A third of consumers and employees believe that the lack of communication from businesses during the COVID-19 pandemic augurs bad news. A good reason, if necessary, for companies to communicate!
A new study by PR agency Berkeley and Arlington Research reveals that almost a third of respondents (31%) are concerned that companies remained silent during the Covid-19 pandemic ( no news or no sharing of content ) may experience financial difficulties and therefore are reluctant to do business with them.
This is the case for 32% of respondents in France, 39% in Italy and Spain, 33% in the United States and 27% in the United Kingdom.
Employees worried about silence
And on the employee side, if it is their company that remains silent, respondents fear bad news for their jobs.
This is especially true for men (34%) and urban workers (35%) who are more worried than people living in rural areas (26%), even though it is generally easier to find work in the city than ‘in the campaign.
This is the case for workers in Japan (37%), the United States (35%), the United Kingdom and Romania (34%), as well as in France, Belgium and Spain (33%).
Generation Z workers are most concerned about the lack of communication (37%), while a quarter (24%) of baby boomers say they are worried.
“Without a clear communication strategy, you run the risk that consumers will make up their own minds and not necessarily be right.
Your business may be emerging from the storm, but your teams and / or your customers are ignoring it and they may be reluctant to order from you for fear that you will not be able to honor it.
The same goes for the economy, to restore confidence, it is essential to inform employees and inform them about future changes and prospects ”
, COMMENTS PAUL STALLARD, CEO OF ARLINGTON RESEARCH.
More than 1/3 more inclined to spend with brands that inspired and gave them hope
Consumers have also made clear what they expect from brand communication.
More than a third (35%) of those polled confirm that they are more inclined to spend with brands which, during the crisis, inspired them and gave them hope.
This is especially true in cities (39%), especially in the United States (45%), the United Kingdom (41%) as well as in Portugal and Spain (40%).
And more particularly for the representatives of the millennial generation (42%), those of generation Z (39%) and those of generation X (35%).
Baby boomers and the “ silent generation ” are less than 3 in 10 who agree (29% and 28% respectively).
Wider consumption of content, especially for news other than that dealing with the pandemic
Not surprisingly, 46% of those questioned confirmed that their consumption of content had intensified during the pandemic.
This is of course due to confinement, people have spent much more time, at home, online.
This is especially true for urban populations (51% versus 38% for rural residents).
If we look at the countries where we consumed more content during the pandemic, Portugal comes first (57%) followed by Spain (55%), Italy (51%), the United States United (50%) and the United Kingdom and France 45%).
The study also sheds light on the most sought-after themes.
Almost half of the respondents (47%) say they want news other than the one dealing with the pandemic.

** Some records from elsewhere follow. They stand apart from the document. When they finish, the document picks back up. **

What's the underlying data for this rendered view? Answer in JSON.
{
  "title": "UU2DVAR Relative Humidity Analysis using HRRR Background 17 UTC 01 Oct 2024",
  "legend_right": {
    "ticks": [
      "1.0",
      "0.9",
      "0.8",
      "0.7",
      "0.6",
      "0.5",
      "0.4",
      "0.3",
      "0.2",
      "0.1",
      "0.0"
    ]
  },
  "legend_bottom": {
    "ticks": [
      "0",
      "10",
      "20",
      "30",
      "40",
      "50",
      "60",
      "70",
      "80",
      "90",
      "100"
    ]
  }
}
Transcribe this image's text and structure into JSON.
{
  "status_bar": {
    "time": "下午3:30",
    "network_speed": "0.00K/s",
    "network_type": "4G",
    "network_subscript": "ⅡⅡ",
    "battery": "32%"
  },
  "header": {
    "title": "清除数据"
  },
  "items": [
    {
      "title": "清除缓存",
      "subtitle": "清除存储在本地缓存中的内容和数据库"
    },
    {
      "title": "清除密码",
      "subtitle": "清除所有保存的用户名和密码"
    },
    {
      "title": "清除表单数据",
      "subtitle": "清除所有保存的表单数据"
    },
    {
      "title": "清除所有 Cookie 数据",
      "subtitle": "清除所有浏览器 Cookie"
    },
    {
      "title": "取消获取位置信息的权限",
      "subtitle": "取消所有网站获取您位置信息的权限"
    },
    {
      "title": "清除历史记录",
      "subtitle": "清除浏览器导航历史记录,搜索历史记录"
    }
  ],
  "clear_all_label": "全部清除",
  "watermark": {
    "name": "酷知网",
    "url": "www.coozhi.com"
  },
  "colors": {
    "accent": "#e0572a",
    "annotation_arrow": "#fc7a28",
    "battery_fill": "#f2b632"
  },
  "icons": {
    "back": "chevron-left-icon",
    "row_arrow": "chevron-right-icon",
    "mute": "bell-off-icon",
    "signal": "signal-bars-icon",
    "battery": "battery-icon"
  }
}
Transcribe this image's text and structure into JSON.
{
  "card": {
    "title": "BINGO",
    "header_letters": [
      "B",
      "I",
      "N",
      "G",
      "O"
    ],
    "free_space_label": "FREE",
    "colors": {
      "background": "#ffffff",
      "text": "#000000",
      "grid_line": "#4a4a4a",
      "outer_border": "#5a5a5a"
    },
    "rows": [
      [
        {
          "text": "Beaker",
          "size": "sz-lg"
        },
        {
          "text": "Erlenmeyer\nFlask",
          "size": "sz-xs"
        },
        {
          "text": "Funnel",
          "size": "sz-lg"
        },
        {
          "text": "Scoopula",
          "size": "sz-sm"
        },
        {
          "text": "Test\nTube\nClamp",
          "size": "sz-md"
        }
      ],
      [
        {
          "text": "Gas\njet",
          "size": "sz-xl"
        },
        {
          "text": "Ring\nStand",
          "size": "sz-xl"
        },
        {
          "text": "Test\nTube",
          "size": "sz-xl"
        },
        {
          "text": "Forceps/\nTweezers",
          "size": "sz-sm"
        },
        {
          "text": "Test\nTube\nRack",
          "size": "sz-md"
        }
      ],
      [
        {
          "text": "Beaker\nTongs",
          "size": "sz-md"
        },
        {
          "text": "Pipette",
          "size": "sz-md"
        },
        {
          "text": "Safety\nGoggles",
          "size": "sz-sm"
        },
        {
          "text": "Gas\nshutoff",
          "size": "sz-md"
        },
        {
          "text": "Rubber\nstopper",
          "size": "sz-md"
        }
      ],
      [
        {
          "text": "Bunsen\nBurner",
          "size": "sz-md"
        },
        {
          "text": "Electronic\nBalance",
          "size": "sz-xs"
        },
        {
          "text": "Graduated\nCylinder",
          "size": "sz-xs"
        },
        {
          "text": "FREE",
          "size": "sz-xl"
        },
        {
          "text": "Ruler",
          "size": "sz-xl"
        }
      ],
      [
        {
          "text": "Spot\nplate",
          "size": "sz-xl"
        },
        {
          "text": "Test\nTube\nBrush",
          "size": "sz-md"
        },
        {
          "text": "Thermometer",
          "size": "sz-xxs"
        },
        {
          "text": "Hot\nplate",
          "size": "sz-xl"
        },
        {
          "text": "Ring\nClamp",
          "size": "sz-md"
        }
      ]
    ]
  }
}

Only 20% say the opposite.
All generations want to turn away from news related to COVID-19, 51% of respondents among millennials, 43% for members of the “silent generation”.
The countries where we are most eager for “other news” are Hungary (62%), Austria and the United Kingdom (56%), Germany (53%) and the United States ( 47%).
“People want to be informed and inspired. The majority of the 13,000 consumers surveyed in 14 countries confirmed to us that the way a company reacted during the coronavirus crisis will have a strong impact on their decision whether or not to buy from the brand in the future.
The power of the present moment should not be underestimated. It’s time to take care of your communications, today »
, CONCLUDES PAUL STALLARD.
Other findings from the Arlington Research study are available in the online version of the “ Don’t Stop, the future is now ” report, as well as additional information on the Berkeley agency blog.